### PROBLEM
Please keep the images out and set down the data exactly as given.

### Element data from apps and pages
►
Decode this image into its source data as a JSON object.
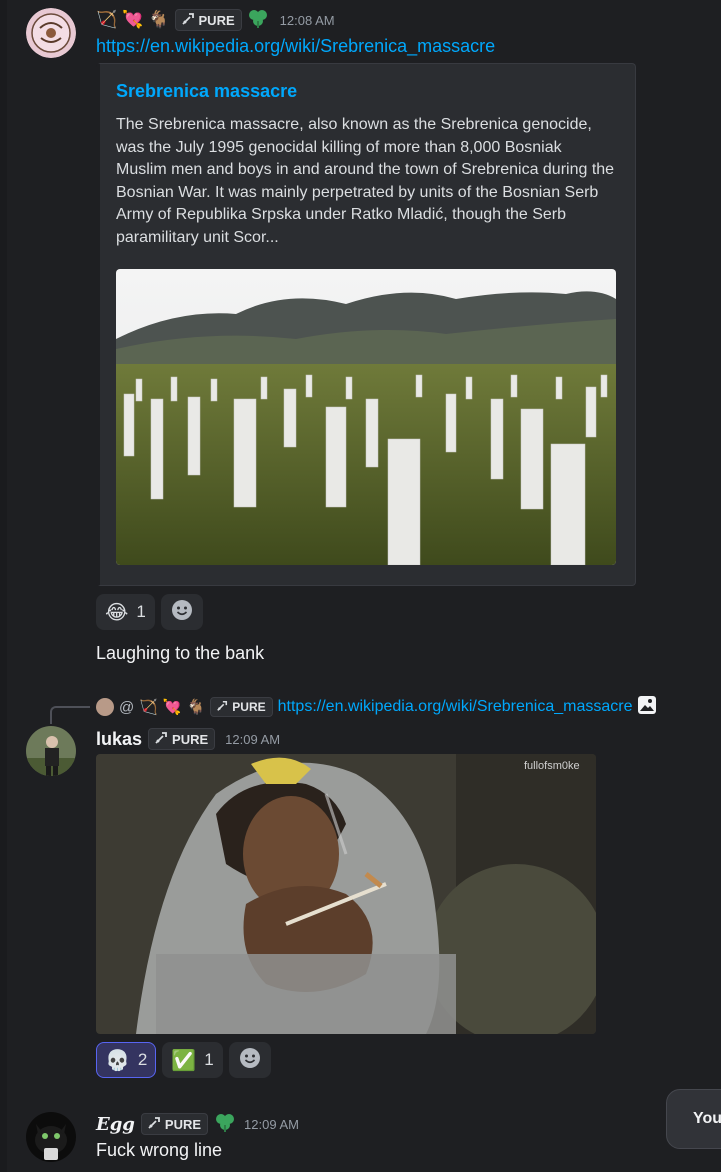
{
  "colors": {
    "background": "#1e1f22",
    "link": "#00a8fc",
    "embed_bg": "#2b2d31",
    "reaction_active_border": "#5865f2"
  },
  "messages": [
    {
      "tags": [
        "bow-and-arrow-emoji",
        "sparkling-heart-emoji",
        "goat-emoji"
      ],
      "role_badge": "PURE",
      "time": "12:08 AM",
      "link": "https://en.wikipedia.org/wiki/Srebrenica_massacre",
      "embed": {
        "title": "Srebrenica massacre",
        "description": "The Srebrenica massacre, also known as the Srebrenica genocide, was the July 1995 genocidal killing of more than 8,000 Bosniak Muslim men and boys in and around the town of Srebrenica during the Bosnian War. It was mainly perpetrated by units of the Bosnian Serb Army of Republika Srpska under Ratko Mladić, though the Serb paramilitary unit Scor..."
      },
      "reactions": [
        {
          "emoji": "😂",
          "count": "1"
        }
      ],
      "followup_text": "Laughing to the bank"
    },
    {
      "reply": {
        "mention": "@",
        "badge": "PURE",
        "link": "https://en.wikipedia.org/wiki/Srebrenica_massacre"
      },
      "username": "lukas",
      "role_badge": "PURE",
      "time": "12:09 AM",
      "gif_watermark": "fullofsm0ke",
      "reactions": [
        {
          "emoji": "💀",
          "count": "2",
          "active": true
        },
        {
          "emoji": "✅",
          "count": "1",
          "active": false
        }
      ]
    },
    {
      "username": "Egg",
      "role_badge": "PURE",
      "time": "12:09 AM",
      "text": "Fuck wrong line"
    }
  ],
  "toast": {
    "text": "You'"
  }
}
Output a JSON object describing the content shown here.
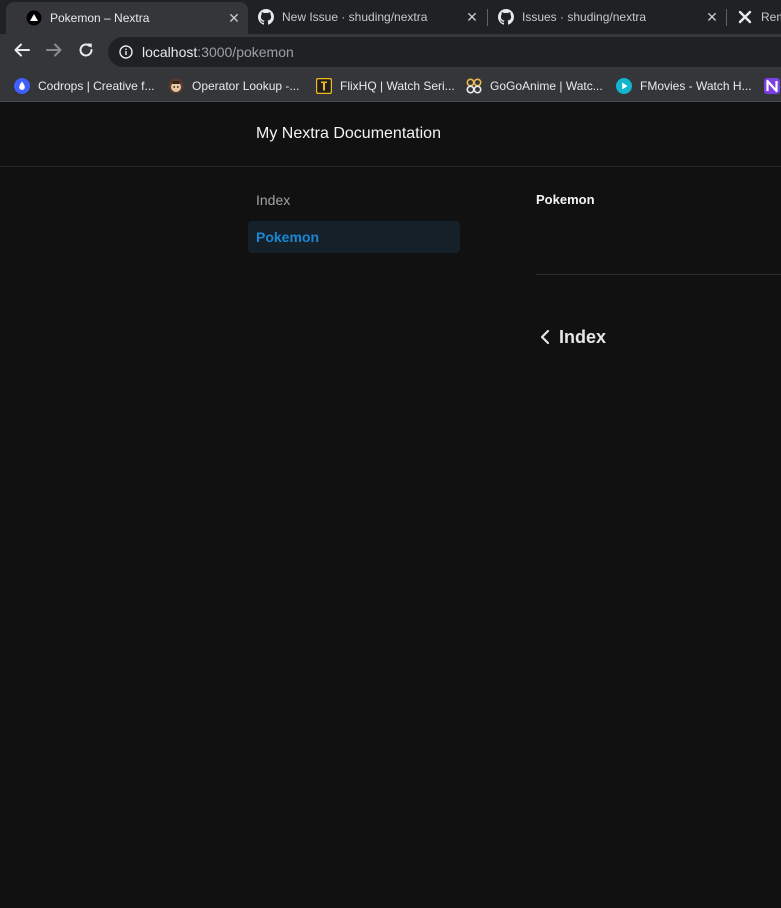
{
  "browser": {
    "tabs": [
      {
        "title": "Pokemon – Nextra",
        "icon": "nextra-triangle-icon"
      },
      {
        "title": "New Issue · shuding/nextra",
        "icon": "github-icon"
      },
      {
        "title": "Issues · shuding/nextra",
        "icon": "github-icon"
      },
      {
        "title": "Rem",
        "icon": "remix-icon"
      }
    ],
    "url": {
      "host": "localhost",
      "rest": ":3000/pokemon"
    },
    "bookmarks": [
      {
        "label": "Codrops | Creative f...",
        "icon": "codrops-drop-icon",
        "color": "#3f5efb"
      },
      {
        "label": "Operator Lookup -...",
        "icon": "operator-avatar-icon",
        "color": "#c9a27e"
      },
      {
        "label": "FlixHQ | Watch Seri...",
        "icon": "flixhq-icon",
        "color": "#f5b81c"
      },
      {
        "label": "GoGoAnime | Watc...",
        "icon": "gogoanime-icon",
        "color": "#e8b84d"
      },
      {
        "label": "FMovies - Watch H...",
        "icon": "fmovies-play-icon",
        "color": "#12b5cb"
      },
      {
        "label": "",
        "icon": "purple-n-icon",
        "color": "#7b3fe4"
      }
    ]
  },
  "site": {
    "title": "My Nextra Documentation"
  },
  "sidebar": {
    "items": [
      {
        "label": "Index",
        "active": false
      },
      {
        "label": "Pokemon",
        "active": true
      }
    ]
  },
  "content": {
    "title": "Pokemon",
    "prev_label": "Index"
  },
  "colors": {
    "accent": "#1b87d3",
    "background": "#111111"
  }
}
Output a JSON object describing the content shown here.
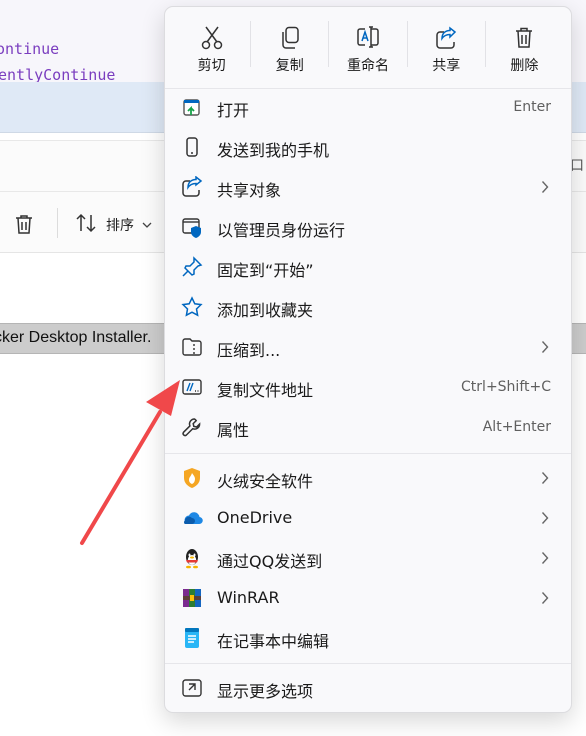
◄
### REPLY
Decode this image into its source data as a JSON object.
{
  "colors": {
    "background": "#1e1f22",
    "link": "#00a8fc",
    "embed_bg": "#2b2d31",
    "reaction_active_border": "#5865f2"
  },
  "messages": [
    {
      "tags": [
        "bow-and-arrow-emoji",
        "sparkling-heart-emoji",
        "goat-emoji"
      ],
      "role_badge": "PURE",
      "time": "12:08 AM",
      "link": "https://en.wikipedia.org/wiki/Srebrenica_massacre",
      "embed": {
        "title": "Srebrenica massacre",
        "description": "The Srebrenica massacre, also known as the Srebrenica genocide, was the July 1995 genocidal killing of more than 8,000 Bosniak Muslim men and boys in and around the town of Srebrenica during the Bosnian War. It was mainly perpetrated by units of the Bosnian Serb Army of Republika Srpska under Ratko Mladić, though the Serb paramilitary unit Scor..."
      },
      "reactions": [
        {
          "emoji": "😂",
          "count": "1"
        }
      ],
      "followup_text": "Laughing to the bank"
    },
    {
      "reply": {
        "mention": "@",
        "badge": "PURE",
        "link": "https://en.wikipedia.org/wiki/Srebrenica_massacre"
      },
      "username": "lukas",
      "role_badge": "PURE",
      "time": "12:09 AM",
      "gif_watermark": "fullofsm0ke",
      "reactions": [
        {
          "emoji": "💀",
          "count": "2",
          "active": true
        },
        {
          "emoji": "✅",
          "count": "1",
          "active": false
        }
      ]
    },
    {
      "username": "Egg",
      "role_badge": "PURE",
      "time": "12:09 AM",
      "text": "Fuck wrong line"
    }
  ],
  "toast": {
    "text": "You'"
  }
}
Output a JSON object describing the content shown here.
{
  "browser": {
    "tabs": [
      {
        "title": "Pokemon – Nextra",
        "icon": "nextra-triangle-icon"
      },
      {
        "title": "New Issue · shuding/nextra",
        "icon": "github-icon"
      },
      {
        "title": "Issues · shuding/nextra",
        "icon": "github-icon"
      },
      {
        "title": "Rem",
        "icon": "remix-icon"
      }
    ],
    "url": {
      "host": "localhost",
      "rest": ":3000/pokemon"
    },
    "bookmarks": [
      {
        "label": "Codrops | Creative f...",
        "icon": "codrops-drop-icon",
        "color": "#3f5efb"
      },
      {
        "label": "Operator Lookup -...",
        "icon": "operator-avatar-icon",
        "color": "#c9a27e"
      },
      {
        "label": "FlixHQ | Watch Seri...",
        "icon": "flixhq-icon",
        "color": "#f5b81c"
      },
      {
        "label": "GoGoAnime | Watc...",
        "icon": "gogoanime-icon",
        "color": "#e8b84d"
      },
      {
        "label": "FMovies - Watch H...",
        "icon": "fmovies-play-icon",
        "color": "#12b5cb"
      },
      {
        "label": "",
        "icon": "purple-n-icon",
        "color": "#7b3fe4"
      }
    ]
  },
  "site": {
    "title": "My Nextra Documentation"
  },
  "sidebar": {
    "items": [
      {
        "label": "Index",
        "active": false
      },
      {
        "label": "Pokemon",
        "active": true
      }
    ]
  },
  "content": {
    "title": "Pokemon",
    "prev_label": "Index"
  },
  "colors": {
    "accent": "#1b87d3",
    "background": "#111111"
  }
}
Output a JSON object describing the content shown here.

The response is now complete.